Riding high on the populist notions of its people is the dream of any regional party and the Akali Dal was missing out terribly on this. It was this desperateness to cash on an issue which saw the Akali Dal Working Committee coming forth with the Anandpur Sahib Resolution in 1973. Few were far-sighted enough to realize that the insertion of stubborn demands into this resolution would be put to good use by the second lead, Jarnail Singh Bhindranwale.
As Bhindranwale took charge of the Damdami Taksal (missionary school for Sikhs), his soon-to-be bête noire Indira was looking for means to deal with the 1977 electoral defeat. It was on the suggestion of Zail Singh, a Congress patriot that Sanjay Gandhi’s attention befell on Bhindranwale who had the ability to create fissures in the Akali Dal. Jarnail Singh’s outrageous call in 1978 to act as an impediment to the Nirankari Convention in Amritsar was the first example of the unbelievable audacity of this religious guru. Another ploy unfolded soon in the form of floating of the Dal Khalsa party on behalf of the Congress to aid Bhindranwale however the man himself denied claims of any association with the party.
It was a series of murders that made the situation more chaotic – the first one was that of Baba Gurbachan Singh (24, April 1980) of the Nirankari sect; the second victim of bullet shots was Lala Jagat Narain (9, Sep 1981) proprietor of ‘Punjab Kesari’ a broadsheet which was seemingly acerbic about Bhindranwale and his staunch viewpoint. As the wave of grave dissent began to blanket the atmosphere Bhindranwale was arrested on 20th September only to be released soon afterwards due to lack of evidence. In the time that elapsed until 1983 all the labors on part of the Center to resolve the conflict went in vain, only the worse could have ensued with the voice of Akali Dal’s leader Longowal being replaced with the thunderous discourses of Bhindranwale who had started challenging Mrs. Gandhi openly by proclaiming. President’s rule in Punjab in 1983 was followed by the initiation of Operation Blue Star on 5th June, 1984. Men in uniform once again made their way into the holy shrine and in the confrontation that lasted for 48-hours even the Akal Takht with shells of the Vijayanta tank inducted into it, became an evidence of the friction between the radical ideas of one man and the State.

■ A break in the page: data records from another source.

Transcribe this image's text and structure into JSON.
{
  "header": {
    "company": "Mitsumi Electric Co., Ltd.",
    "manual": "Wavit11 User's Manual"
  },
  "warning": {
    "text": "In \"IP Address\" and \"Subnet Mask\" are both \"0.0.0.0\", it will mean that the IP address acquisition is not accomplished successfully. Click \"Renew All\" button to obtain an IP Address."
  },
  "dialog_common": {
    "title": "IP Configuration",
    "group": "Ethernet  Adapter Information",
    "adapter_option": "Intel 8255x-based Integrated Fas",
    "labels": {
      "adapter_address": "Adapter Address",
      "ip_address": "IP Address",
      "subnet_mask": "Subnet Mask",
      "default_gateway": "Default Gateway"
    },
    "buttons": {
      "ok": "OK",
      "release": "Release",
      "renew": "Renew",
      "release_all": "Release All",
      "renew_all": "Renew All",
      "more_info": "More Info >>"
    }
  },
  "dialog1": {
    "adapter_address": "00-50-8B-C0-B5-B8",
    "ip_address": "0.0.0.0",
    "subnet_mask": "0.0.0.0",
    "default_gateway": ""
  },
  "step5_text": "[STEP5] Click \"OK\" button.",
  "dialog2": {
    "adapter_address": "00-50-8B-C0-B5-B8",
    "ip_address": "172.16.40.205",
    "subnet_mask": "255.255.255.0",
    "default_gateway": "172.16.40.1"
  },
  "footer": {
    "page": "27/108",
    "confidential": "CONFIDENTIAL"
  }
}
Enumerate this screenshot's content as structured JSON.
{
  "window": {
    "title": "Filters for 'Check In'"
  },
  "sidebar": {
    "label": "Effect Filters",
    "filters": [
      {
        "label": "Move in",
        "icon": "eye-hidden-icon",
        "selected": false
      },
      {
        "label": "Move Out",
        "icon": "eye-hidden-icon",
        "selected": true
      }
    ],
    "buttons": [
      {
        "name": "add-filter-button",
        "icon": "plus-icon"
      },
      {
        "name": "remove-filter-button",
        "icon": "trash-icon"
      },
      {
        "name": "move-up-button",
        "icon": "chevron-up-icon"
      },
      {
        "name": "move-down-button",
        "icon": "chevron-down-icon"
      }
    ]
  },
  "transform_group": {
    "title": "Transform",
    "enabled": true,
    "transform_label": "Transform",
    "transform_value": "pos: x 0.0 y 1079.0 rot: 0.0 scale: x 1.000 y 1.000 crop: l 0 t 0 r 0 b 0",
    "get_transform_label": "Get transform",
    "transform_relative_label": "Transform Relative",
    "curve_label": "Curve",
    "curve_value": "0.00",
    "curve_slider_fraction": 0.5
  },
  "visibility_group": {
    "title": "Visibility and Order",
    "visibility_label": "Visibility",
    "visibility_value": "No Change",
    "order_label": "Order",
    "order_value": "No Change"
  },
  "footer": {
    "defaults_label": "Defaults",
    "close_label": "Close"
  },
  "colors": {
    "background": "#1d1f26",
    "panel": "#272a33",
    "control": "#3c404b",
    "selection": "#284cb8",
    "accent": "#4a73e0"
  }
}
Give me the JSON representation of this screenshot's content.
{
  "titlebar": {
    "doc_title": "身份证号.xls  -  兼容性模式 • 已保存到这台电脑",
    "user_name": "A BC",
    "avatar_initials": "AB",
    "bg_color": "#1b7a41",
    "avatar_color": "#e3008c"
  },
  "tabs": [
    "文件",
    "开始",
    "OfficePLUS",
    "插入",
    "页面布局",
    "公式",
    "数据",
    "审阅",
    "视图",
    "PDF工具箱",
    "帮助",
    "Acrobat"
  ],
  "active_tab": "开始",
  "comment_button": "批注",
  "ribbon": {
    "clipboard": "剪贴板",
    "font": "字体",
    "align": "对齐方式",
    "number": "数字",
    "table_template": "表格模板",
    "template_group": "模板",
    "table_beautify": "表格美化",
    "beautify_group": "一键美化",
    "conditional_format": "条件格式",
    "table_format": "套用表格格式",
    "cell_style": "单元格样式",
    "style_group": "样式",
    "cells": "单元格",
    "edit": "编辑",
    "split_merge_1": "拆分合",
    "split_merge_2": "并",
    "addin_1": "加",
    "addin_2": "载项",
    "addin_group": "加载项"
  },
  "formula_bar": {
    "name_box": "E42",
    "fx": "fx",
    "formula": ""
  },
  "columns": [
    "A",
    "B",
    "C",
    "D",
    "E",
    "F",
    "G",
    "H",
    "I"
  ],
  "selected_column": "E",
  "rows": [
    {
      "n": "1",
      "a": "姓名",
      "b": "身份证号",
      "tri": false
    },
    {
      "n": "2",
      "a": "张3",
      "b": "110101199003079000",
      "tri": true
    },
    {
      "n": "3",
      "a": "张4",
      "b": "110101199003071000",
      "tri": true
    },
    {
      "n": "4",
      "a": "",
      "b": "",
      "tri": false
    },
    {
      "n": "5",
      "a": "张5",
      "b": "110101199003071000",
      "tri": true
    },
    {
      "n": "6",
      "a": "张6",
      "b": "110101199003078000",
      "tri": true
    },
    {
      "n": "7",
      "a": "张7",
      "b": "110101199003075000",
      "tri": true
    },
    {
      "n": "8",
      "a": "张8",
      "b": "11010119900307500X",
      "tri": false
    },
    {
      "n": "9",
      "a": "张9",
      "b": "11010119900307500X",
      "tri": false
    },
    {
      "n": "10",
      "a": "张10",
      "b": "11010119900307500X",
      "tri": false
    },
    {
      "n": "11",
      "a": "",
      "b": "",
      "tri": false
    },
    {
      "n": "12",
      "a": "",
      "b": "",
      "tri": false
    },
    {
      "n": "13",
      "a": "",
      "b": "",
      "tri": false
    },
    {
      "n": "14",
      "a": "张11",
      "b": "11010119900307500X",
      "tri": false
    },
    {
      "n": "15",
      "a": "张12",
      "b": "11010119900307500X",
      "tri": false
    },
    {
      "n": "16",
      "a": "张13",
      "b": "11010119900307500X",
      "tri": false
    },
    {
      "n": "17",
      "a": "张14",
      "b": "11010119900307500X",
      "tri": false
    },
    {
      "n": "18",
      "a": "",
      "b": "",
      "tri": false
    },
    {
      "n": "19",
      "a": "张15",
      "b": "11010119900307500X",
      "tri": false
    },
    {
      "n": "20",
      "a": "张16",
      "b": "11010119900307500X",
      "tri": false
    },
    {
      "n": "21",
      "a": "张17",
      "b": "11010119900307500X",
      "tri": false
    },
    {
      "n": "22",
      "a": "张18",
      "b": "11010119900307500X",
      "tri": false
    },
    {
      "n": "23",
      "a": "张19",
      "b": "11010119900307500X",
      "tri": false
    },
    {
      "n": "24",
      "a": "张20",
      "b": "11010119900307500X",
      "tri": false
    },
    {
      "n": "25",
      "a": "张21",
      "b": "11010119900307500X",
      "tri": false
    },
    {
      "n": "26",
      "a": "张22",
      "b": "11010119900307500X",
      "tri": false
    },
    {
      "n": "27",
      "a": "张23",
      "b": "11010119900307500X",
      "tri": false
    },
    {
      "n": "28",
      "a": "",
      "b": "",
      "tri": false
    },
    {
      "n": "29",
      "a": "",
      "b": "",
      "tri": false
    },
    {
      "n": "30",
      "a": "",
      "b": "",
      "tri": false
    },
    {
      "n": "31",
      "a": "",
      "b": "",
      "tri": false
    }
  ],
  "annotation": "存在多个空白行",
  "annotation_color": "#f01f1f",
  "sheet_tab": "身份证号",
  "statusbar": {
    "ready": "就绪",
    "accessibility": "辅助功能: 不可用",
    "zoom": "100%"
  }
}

In an interview to the BBC during his lifetime, Bhindranwale talks about freedom of the Sikhs from the shackles of slavery. If indeed this was the noble idea behind kick starting am armed struggle against one’s own country then what was ‘that’ which came our way on August 15, 1947? As for Mrs. Gandhi she simply endured the wrath of flame that she believed shall emblazon her empire for another decade or so. Religion and Politics are inseparable in India however what disappoints the modernist is the implementation of ideas of the old school of thought even today. Rajaona and the related debate seem to be the manifestation of this archaic and shrewd center of power.